11. FP-tree Size • The size of an FP­tree is typically smaller than the size of the uncompressed data because many transactions often share a few items in common • Best­case scenario:All transactions have the same set of items, and the FP­tree contains only a single branch of nodes. • Worst­case scenario: Every transaction has a unique set of items.

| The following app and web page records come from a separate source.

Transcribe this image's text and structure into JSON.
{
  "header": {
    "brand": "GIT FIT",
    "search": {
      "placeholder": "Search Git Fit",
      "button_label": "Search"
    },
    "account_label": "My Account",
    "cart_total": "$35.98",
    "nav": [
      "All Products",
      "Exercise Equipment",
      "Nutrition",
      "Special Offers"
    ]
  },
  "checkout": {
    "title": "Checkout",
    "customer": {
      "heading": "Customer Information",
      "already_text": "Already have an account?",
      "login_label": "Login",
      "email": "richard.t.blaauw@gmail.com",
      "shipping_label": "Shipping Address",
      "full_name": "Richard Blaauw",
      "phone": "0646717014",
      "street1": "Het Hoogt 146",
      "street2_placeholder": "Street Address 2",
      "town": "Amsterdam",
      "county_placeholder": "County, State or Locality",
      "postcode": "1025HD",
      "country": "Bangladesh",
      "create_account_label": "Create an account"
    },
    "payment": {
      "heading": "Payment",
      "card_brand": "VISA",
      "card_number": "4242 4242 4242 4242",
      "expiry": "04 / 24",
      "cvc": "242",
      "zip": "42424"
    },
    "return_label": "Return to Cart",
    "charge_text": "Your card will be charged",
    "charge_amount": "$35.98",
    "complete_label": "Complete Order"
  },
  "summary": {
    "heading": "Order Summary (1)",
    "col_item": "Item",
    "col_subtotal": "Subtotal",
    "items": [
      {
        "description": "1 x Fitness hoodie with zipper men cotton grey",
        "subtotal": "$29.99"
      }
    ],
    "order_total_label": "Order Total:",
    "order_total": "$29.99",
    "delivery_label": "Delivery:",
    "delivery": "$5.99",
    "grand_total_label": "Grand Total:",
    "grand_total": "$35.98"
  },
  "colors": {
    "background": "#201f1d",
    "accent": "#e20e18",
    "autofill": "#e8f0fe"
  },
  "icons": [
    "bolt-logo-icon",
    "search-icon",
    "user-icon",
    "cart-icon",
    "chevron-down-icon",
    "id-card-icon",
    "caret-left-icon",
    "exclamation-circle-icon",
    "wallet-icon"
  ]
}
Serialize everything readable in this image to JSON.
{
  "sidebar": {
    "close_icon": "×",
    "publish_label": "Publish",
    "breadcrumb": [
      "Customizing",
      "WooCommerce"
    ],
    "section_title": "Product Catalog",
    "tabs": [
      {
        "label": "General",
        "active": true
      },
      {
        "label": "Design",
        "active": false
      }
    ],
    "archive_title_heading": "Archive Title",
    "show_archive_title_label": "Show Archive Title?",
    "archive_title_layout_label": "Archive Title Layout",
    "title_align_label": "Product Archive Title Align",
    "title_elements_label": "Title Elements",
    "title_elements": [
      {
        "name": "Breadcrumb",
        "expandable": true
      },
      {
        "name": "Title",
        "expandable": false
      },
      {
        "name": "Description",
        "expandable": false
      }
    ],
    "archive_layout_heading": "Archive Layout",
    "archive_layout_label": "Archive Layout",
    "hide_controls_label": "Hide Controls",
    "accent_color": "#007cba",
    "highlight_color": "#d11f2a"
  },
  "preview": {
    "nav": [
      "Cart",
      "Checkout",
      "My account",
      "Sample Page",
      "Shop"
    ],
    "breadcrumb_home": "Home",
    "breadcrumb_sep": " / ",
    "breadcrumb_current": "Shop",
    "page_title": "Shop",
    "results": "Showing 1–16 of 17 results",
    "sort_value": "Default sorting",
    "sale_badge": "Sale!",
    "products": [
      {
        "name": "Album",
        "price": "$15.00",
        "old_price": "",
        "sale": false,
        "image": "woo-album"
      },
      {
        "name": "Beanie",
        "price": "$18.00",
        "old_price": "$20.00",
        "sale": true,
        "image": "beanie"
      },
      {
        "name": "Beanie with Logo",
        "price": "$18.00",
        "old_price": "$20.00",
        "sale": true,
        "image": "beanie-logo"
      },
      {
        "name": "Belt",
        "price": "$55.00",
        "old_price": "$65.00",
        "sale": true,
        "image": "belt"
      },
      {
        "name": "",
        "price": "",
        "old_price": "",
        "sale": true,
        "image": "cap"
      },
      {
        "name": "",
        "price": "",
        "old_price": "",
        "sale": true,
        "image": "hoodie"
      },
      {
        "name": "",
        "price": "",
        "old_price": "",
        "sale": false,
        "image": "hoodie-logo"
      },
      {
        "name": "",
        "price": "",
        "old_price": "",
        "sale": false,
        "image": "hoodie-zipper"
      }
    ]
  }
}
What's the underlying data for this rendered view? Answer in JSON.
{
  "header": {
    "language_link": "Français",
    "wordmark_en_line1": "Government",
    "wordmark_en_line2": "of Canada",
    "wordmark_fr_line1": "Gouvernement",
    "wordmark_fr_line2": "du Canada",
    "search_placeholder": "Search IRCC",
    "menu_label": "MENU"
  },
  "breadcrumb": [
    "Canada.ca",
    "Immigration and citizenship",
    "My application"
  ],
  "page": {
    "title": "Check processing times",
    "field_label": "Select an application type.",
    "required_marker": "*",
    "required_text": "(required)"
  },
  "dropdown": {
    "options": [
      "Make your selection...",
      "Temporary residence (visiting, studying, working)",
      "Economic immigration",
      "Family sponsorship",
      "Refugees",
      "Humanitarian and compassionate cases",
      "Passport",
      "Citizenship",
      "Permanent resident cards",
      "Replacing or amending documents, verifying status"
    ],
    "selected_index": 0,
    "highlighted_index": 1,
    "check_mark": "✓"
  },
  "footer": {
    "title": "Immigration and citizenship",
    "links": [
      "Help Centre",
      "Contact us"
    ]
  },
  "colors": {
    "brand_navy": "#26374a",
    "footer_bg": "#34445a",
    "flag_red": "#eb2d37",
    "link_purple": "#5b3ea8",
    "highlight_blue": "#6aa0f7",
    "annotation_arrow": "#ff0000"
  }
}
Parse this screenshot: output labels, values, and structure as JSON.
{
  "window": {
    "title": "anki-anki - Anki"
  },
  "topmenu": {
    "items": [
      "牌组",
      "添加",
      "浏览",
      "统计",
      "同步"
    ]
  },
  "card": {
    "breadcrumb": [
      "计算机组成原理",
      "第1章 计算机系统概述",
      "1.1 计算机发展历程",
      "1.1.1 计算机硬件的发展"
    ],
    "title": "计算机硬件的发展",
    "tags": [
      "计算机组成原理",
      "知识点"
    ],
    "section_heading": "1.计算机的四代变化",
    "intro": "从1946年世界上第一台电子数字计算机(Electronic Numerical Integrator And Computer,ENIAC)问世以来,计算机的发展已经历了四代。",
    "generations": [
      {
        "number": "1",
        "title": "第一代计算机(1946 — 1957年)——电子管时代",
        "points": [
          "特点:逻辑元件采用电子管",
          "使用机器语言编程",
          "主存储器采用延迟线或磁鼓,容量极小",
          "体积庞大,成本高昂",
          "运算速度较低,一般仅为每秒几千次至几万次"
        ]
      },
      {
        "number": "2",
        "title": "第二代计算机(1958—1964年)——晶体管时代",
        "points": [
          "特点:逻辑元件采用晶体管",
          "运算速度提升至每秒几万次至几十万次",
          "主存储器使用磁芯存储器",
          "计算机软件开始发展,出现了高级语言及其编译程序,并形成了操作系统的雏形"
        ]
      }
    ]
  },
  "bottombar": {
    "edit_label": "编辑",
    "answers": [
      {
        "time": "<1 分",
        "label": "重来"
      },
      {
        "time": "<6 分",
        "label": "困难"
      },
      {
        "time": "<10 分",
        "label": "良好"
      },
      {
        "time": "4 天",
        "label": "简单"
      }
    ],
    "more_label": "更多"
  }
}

As none of the transactions have any items in common, the size of the FP­tree is effectively the same as the size of the original data. • The size of an FP­tree also depends on how the items are ordered

12. Example • FP-tree with item ascending ordering • FP-tree with item descending ordering

13. Start at the frequent item header table in the FP-tree Traverse the FP-tree by following the link of each frequent item p Accumulate all of transformed prefix paths of item p to form p’s conditional pattern base {} Header Table Item frequency head f 4 c 4 a 3 b 3 m 3 p 3 f:4 c:1 c:3 b:1 b:1 a:3 p:1 m:2 b:1 p:2 m:1 Find Patterns Having p From P-conditional Database Conditional pattern bases item cond. pattern base c f:3 a fc:3 b fca:1, f:1, c:1 m fca:2, fcab:1 p fcam:2, cb:1

14. {} {} {} {} f:3 f:3 {} {} f:2 c:1 f:2 c:1 c:3 c:1 f:4 c:1 f:3 c:2 b:1 a:1 c:3 b:1 b:1 c:3 a:2 p:1 a:3 p:1 a:3 m:2 m:2 b:1 b:1 p:2 m:1 + p + m (2) (1) f:4 + c + a + b (3) (4) (5) (6)

15. FP-Growth + p + m + b + a

16. + p + m + b + a + c FP-Growth (1) (2) (3) (4) f: 1,2,3,5 (6) (5)

17. + p + p + m + b + a + c p: 3cp: 3 m: 3fm: 3cm: 3am: 3fcm: 3fam: 3cam: 3fcam: 3 min_sup = 3 + m b: 3 a: 3fa: 3ca: 3fca: 3 c: 4fc: 3 f: 1,2,3,5 f: 4